Wild Art has become one of the most popular sessions in my Nature Explorers Summer Camp. Below are examples of some of the inside and outside nature art crafts we enjoy. If you try any or have your own favorites please comment below.
Nature Mosaic Sun Catcher – Take a nature walk to collect bits and pieces of color in your local habitat. Bring them inside to create your own sun catcher using the outside of a paper plate and contact paper. Although it is not necessary, if you have the time you may wish to press the collected pieces to flatten and dry them so they hold their form and color.
Mud Faces – Find a muddy ditch, the side of a stream or river or make your own mud. Take a blob of mud and smack it onto a tree. Next add sticks and stones and other items found in nature to create your own creative mud face.
Colors of our Earth Nature Necklace – Using the inside of the paper plate that was cut from the sun-catcher craft you can color with nature. Children will love experimenting with different plants to uncover the colors they create.
Nature Mosaics & Chipmunk Palaces – Create with the materials available a la Andy Goldsworthy. Focus on the process and allow for the project to stay and decay where it was created. Use colorful autumn leaves or balance sticks and stones to create your own masterpiece.
Seasonal Nature Ornament – Collect materials found in nature and press them into a piece of clay to create a seasonal nature ornament. Add a string and hang it where you like or leave it as is for a decorative piece of art.
Pressed Flower Bookmark – Gather plant material or other natural items like a found feather and press them in a large book so they may be flattened and used within a contact paper bookmark. Use a funky scissor to add character to the the edges and add some nice ribbon or string to complete.
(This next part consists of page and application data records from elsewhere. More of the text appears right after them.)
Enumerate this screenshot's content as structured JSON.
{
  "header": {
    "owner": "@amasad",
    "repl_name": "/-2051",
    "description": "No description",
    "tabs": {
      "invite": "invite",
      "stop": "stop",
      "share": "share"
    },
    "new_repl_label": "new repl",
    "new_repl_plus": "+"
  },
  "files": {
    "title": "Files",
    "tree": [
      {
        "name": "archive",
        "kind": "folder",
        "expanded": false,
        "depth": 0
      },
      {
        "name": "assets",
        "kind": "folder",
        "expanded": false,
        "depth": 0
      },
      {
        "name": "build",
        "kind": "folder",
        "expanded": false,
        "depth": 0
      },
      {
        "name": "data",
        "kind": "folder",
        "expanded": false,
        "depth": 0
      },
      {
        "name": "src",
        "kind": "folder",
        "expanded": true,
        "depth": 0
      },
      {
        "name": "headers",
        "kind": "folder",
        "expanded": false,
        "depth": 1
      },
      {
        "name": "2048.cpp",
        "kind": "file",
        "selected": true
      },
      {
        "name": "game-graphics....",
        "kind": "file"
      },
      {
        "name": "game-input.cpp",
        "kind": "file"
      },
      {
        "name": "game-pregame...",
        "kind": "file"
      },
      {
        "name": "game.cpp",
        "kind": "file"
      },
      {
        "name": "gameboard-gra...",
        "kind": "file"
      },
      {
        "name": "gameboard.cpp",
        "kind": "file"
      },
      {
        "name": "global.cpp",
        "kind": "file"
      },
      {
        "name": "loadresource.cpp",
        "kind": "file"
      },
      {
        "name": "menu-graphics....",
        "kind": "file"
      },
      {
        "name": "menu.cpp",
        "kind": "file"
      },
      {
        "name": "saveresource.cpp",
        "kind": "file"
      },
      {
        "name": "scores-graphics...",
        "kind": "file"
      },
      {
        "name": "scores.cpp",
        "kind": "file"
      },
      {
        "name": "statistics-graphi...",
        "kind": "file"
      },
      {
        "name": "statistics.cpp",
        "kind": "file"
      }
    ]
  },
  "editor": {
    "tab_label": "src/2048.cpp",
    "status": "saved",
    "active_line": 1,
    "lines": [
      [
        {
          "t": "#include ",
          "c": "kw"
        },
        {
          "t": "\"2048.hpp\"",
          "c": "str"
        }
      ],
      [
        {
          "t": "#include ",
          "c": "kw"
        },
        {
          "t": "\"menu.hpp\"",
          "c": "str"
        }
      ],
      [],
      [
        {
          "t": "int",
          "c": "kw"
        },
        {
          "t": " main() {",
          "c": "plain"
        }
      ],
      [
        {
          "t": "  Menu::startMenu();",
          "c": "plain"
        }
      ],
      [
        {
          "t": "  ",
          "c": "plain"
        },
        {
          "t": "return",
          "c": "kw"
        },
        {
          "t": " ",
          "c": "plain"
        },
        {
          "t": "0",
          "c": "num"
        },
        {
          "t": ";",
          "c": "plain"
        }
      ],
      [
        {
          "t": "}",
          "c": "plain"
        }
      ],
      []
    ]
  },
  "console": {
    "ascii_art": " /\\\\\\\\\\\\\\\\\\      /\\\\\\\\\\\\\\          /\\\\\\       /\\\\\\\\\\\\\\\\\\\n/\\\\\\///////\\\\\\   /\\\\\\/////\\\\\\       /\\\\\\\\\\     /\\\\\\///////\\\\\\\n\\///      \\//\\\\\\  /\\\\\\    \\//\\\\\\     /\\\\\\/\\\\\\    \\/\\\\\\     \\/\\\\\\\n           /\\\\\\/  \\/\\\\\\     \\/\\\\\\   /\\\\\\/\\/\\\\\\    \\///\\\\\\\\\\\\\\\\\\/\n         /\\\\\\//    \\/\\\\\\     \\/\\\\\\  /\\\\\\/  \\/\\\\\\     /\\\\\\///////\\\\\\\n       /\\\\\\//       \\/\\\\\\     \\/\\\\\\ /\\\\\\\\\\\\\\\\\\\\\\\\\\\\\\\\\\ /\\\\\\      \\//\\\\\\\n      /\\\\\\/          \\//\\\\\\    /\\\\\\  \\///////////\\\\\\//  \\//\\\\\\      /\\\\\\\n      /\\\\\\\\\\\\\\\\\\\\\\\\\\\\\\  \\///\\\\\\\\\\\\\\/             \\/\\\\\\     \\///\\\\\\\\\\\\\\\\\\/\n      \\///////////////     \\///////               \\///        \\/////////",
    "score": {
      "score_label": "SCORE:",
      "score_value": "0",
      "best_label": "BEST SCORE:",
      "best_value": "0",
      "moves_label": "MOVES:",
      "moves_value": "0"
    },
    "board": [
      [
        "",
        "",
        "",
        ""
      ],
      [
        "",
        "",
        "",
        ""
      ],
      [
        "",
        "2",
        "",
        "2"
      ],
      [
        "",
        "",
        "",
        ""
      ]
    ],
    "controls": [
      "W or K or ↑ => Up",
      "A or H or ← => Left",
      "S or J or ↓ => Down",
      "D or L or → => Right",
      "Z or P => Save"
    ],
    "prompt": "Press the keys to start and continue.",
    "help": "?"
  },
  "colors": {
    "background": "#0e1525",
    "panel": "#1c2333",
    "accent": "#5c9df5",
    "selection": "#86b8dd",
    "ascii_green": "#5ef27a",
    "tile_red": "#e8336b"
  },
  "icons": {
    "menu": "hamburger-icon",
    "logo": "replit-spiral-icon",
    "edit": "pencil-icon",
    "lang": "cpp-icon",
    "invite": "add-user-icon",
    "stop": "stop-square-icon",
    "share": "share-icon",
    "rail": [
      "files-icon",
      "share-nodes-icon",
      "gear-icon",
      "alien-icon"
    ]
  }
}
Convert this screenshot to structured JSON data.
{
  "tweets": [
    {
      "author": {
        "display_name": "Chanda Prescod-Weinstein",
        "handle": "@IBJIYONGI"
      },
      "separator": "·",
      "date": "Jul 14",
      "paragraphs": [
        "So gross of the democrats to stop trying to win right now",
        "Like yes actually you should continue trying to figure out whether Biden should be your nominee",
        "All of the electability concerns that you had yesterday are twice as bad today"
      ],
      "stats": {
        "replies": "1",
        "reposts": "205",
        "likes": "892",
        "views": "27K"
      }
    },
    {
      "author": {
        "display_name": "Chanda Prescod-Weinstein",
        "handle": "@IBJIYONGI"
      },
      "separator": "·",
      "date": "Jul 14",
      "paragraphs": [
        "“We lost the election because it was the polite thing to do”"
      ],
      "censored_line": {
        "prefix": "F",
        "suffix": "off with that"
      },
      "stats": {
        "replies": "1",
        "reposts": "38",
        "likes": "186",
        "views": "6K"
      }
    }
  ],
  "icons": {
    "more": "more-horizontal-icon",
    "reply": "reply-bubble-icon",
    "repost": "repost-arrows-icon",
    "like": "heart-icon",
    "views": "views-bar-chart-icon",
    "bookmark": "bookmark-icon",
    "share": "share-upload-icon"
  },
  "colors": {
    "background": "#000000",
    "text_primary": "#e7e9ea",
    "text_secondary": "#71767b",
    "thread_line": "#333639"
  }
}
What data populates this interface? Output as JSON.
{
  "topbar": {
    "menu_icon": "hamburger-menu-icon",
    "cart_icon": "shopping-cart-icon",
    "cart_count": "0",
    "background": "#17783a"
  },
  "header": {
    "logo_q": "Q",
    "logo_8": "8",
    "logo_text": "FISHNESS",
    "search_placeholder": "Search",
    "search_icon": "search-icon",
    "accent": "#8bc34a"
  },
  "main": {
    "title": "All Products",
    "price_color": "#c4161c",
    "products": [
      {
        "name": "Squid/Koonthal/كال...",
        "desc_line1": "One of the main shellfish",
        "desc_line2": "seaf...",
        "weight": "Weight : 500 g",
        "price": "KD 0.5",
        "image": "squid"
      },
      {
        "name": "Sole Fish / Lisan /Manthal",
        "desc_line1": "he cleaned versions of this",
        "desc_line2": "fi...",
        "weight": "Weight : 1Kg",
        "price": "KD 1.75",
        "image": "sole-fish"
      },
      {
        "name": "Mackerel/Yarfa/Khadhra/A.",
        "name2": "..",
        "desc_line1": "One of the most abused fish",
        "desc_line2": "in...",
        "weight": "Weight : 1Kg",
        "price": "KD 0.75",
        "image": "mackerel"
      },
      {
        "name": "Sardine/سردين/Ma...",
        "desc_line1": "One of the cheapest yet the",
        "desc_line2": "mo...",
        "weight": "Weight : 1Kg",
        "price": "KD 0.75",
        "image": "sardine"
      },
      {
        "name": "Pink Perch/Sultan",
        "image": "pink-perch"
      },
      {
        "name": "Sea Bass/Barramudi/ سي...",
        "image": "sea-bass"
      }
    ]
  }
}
Nature Explorers Duck Tape Bracelet – Place a ring of duck tape around your wrist inside out so the sticky side is facing out. Find small pieces of nature to collect and add to make a pretty craft that highlights the beauty of your adventure. As always be careful to harvest appropriate plants as to not negatively impact the habitat you are exploring.
Y Branch & Group Forest Loom – Find a branch with a Y in it and tie string across so that other found items can be held within the gaps of string. This works well as an individual project or as a large classroom/group project. As always be careful to be respectful and careful when collecting so you only harvest abundant plants.
Cardboard Animal Nature Masks: Cut up cardboard boxes into the shapes of animal faces. Go out on a search for natural materials that can be used to decorate the mask. Big leaves make great ears, grass for whiskers, soil shades for camouflage and much more.
Garden Stepping Stone: Empty your cement mix into a mold. Jiggle the cement to fit the mold and smooth the surface. Decorate your stone by embedding objects in the mix, adding a hand print or lettering before it dries solid.
David Alexander is author of the Buzz Into Action & Hop Into Action Science Curricula. He specializes in making nature accessible to people and wildlife. You can follow him at www.natureintoaction.com